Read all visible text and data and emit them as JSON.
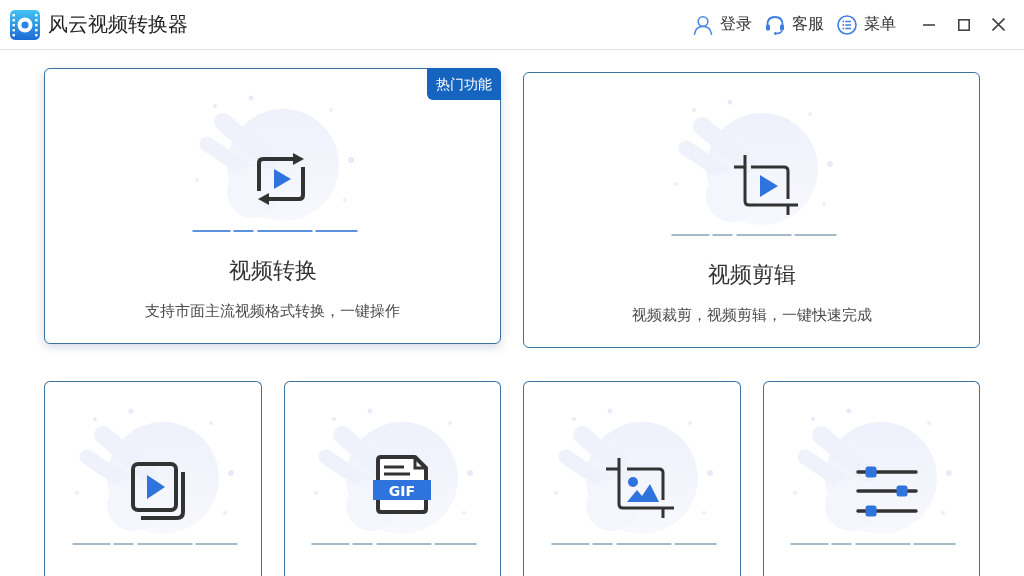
{
  "window": {
    "title": "风云视频转换器"
  },
  "header_actions": [
    {
      "label": "登录"
    },
    {
      "label": "客服"
    },
    {
      "label": "菜单"
    }
  ],
  "featured_cards": [
    {
      "title": "视频转换",
      "description": "支持市面主流视频格式转换，一键操作",
      "badge": "热门功能",
      "hovered": true
    },
    {
      "title": "视频剪辑",
      "description": "视频裁剪，视频剪辑，一键快速完成",
      "hovered": false
    }
  ],
  "tool_cards": [
    {
      "hovered": false
    },
    {
      "hovered": false,
      "icon_label": "GIF"
    },
    {
      "hovered": false
    },
    {
      "hovered": false
    }
  ]
}
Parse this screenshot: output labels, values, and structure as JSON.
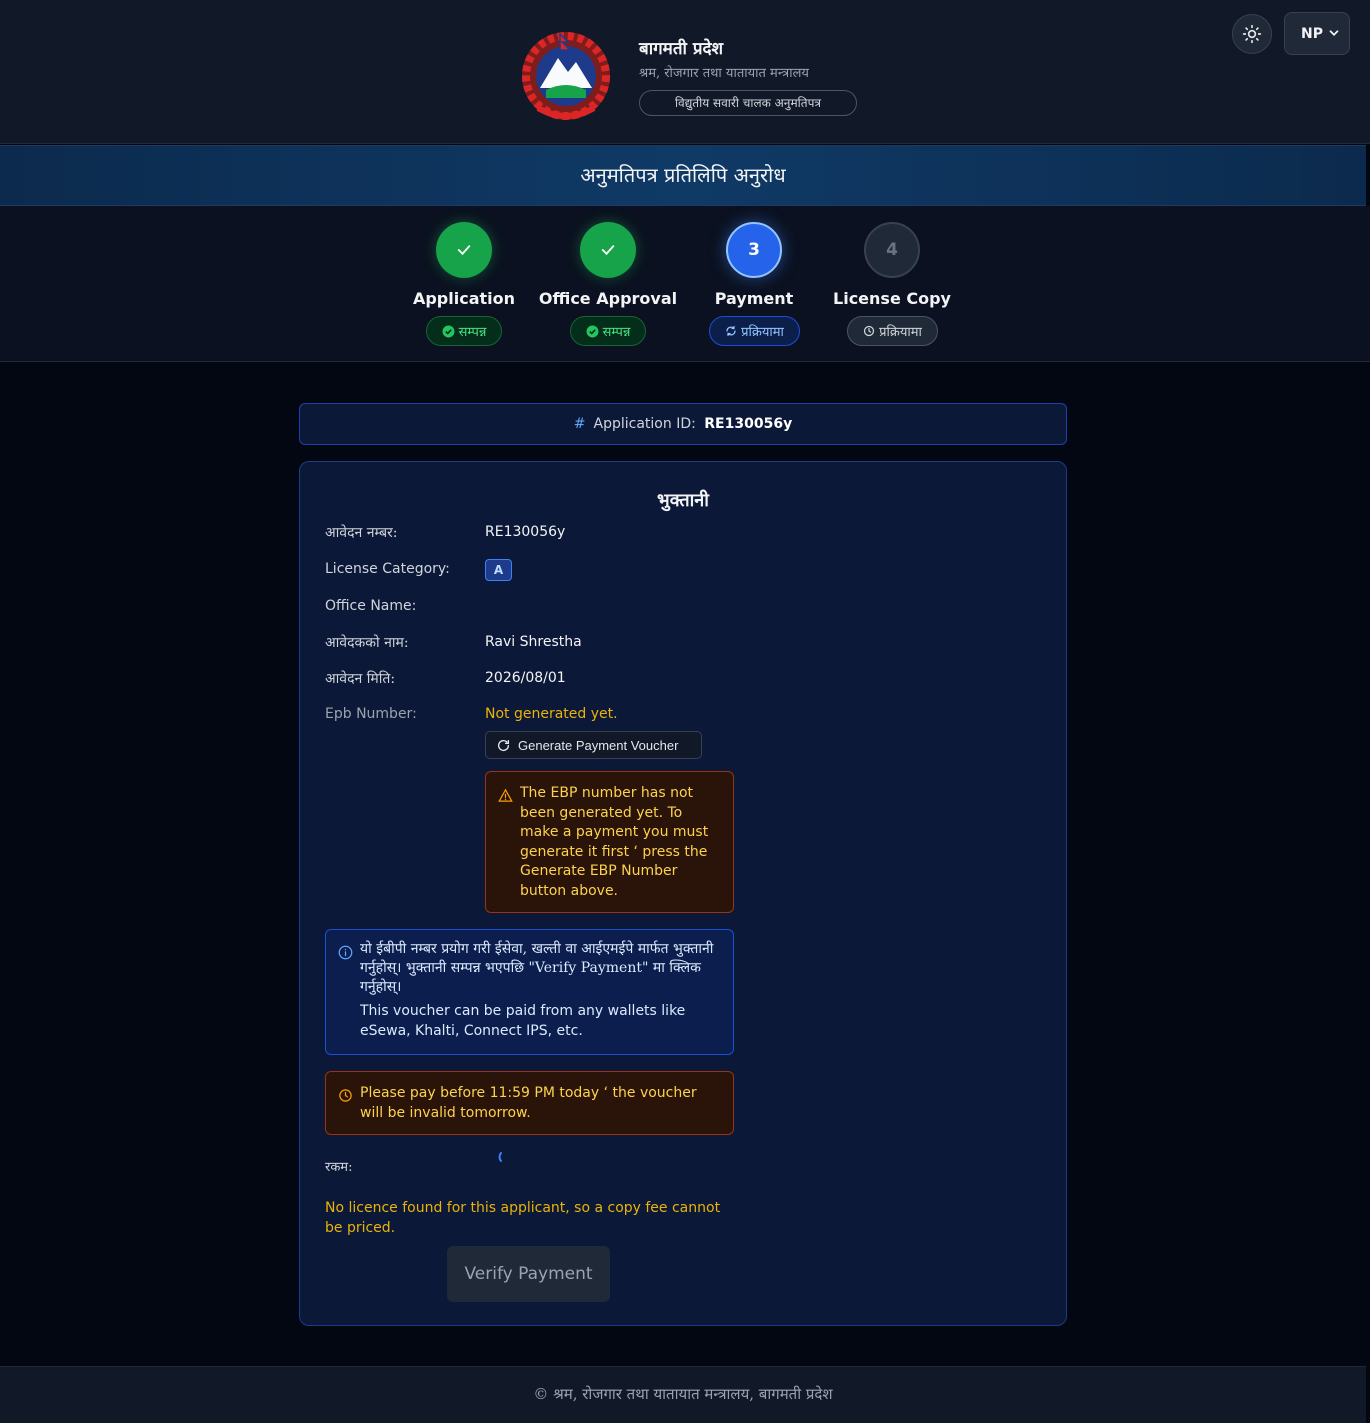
{
  "header": {
    "title": "बागमती प्रदेश",
    "subtitle": "श्रम, रोजगार तथा यातायात मन्त्रालय",
    "pill": "विद्युतीय सवारी चालक अनुमतिपत्र",
    "language": "NP"
  },
  "banner": {
    "title": "अनुमतिपत्र प्रतिलिपि अनुरोध"
  },
  "steps": [
    {
      "number": "1",
      "label": "Application",
      "status": "सम्पन्न",
      "state": "done"
    },
    {
      "number": "2",
      "label": "Office Approval",
      "status": "सम्पन्न",
      "state": "done"
    },
    {
      "number": "3",
      "label": "Payment",
      "status": "प्रक्रियामा",
      "state": "active"
    },
    {
      "number": "4",
      "label": "License Copy",
      "status": "प्रक्रियामा",
      "state": "pending"
    }
  ],
  "app_id_bar": {
    "hash": "#",
    "label": "Application ID:",
    "value": "RE130056y"
  },
  "payment": {
    "title": "भुक्तानी",
    "application_number_label": "आवेदन नम्बर:",
    "application_number": "RE130056y",
    "license_category_label": "License Category:",
    "license_category": "A",
    "office_name_label": "Office Name:",
    "office_name": "",
    "applicant_name_label": "आवेदकको नाम:",
    "applicant_name": "Ravi Shrestha",
    "application_date_label": "आवेदन मिति:",
    "application_date": "2026/08/01",
    "epb_label": "Epb Number:",
    "epb_value": "Not generated yet.",
    "generate_button": "Generate Payment Voucher",
    "ebp_warning": "The EBP number has not been generated yet. To make a payment you must generate it first ‘ press the Generate EBP Number button above.",
    "info_np": "यो ईबीपी नम्बर प्रयोग गरी ईसेवा, खल्ती वा आईएमईपे मार्फत भुक्तानी गर्नुहोस्। भुक्तानी सम्पन्न भएपछि \"Verify Payment\" मा क्लिक गर्नुहोस्।",
    "info_en": "This voucher can be paid from any wallets like eSewa, Khalti, Connect IPS, etc.",
    "time_warning": "Please pay before 11:59 PM today ‘ the voucher will be invalid tomorrow.",
    "amount_label": "रकम:",
    "no_licence": "No licence found for this applicant, so a copy fee cannot be priced.",
    "verify_button": "Verify Payment"
  },
  "footer": {
    "text": "© श्रम, रोजगार तथा यातायात मन्त्रालय, बागमती प्रदेश"
  },
  "colors": {
    "accent": "#2563eb",
    "success": "#16a34a",
    "warning": "#eab308",
    "background": "#030712"
  },
  "icons": {
    "theme": "sun-icon",
    "language_dropdown": "chevron-down-icon",
    "step_done": "check-icon",
    "generate": "refresh-icon",
    "ebp_alert": "warning-triangle-icon",
    "info": "info-circle-icon",
    "time": "clock-icon"
  }
}
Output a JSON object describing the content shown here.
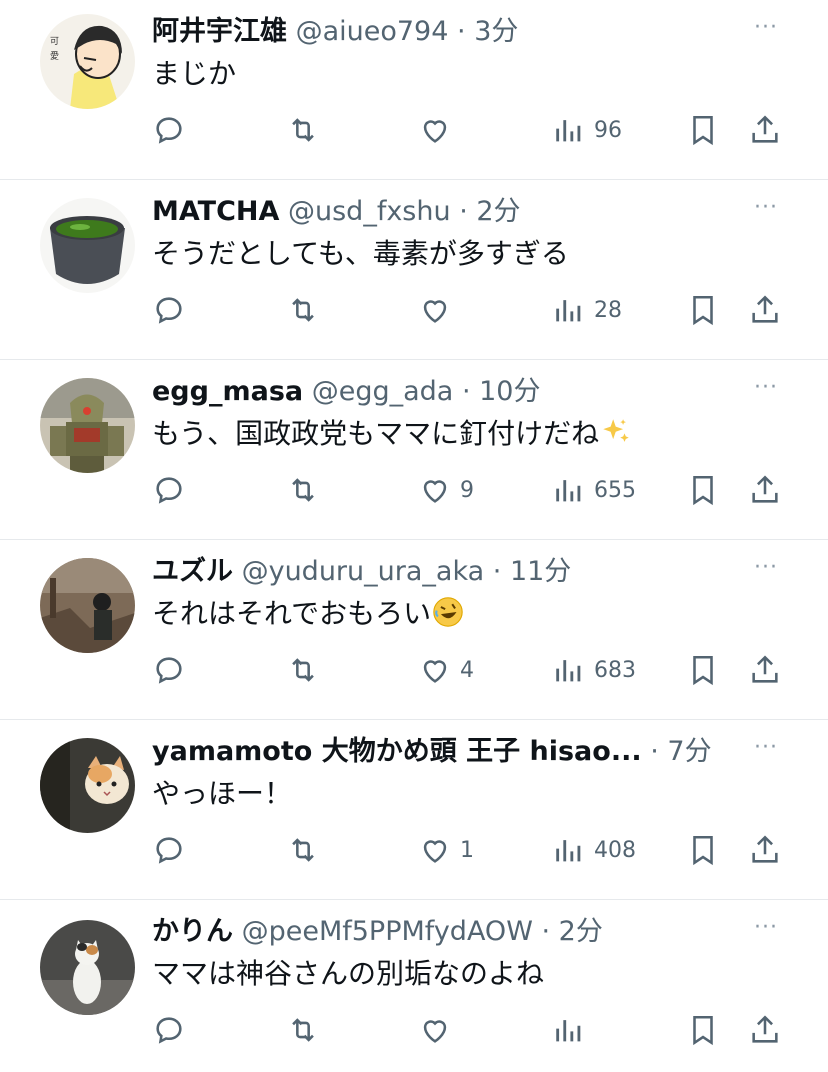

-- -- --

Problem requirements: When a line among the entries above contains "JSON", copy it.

Exercise response:
Read all visible text and data and emit them as JSON.
Parse this screenshot: output labels, values, and structure as JSON.
Output a JSON object describing the content shown here.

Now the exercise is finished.